◆ **PROBLEM TO SOLVE**: Each line below that includes the word "Colour" is to be reported.

++++ AVAILABLE RECORDS

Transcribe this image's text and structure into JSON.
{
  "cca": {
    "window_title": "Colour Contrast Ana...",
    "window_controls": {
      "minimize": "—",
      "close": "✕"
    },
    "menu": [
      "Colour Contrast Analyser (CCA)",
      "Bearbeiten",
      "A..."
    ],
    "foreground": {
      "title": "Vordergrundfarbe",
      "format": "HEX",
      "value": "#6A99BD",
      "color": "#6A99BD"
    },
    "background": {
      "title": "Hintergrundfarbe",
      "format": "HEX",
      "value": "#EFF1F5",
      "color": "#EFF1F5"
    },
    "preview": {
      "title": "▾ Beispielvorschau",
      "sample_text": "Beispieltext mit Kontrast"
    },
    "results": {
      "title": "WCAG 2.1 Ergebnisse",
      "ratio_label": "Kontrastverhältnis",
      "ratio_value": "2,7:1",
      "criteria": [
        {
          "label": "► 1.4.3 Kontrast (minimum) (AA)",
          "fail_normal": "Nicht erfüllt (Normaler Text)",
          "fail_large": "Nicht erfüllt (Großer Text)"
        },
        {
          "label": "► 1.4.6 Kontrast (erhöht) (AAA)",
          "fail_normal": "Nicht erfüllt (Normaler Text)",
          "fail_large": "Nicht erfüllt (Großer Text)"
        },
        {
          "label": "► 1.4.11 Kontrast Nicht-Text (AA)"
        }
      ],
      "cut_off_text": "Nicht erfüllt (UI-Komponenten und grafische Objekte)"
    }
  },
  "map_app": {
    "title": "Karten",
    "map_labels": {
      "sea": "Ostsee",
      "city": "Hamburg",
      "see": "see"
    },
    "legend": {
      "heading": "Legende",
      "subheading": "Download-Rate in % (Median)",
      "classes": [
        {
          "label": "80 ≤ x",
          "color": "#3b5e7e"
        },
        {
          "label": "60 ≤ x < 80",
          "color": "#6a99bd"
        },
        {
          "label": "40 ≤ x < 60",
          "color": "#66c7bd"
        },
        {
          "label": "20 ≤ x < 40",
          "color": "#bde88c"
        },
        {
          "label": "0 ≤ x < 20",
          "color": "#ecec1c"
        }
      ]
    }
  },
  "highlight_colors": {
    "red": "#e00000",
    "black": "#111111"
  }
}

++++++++

◆ **SOLVED EXERCISE**:
    "window_title": "Colour Contrast Ana...",
      "Colour Contrast Analyser (CCA)",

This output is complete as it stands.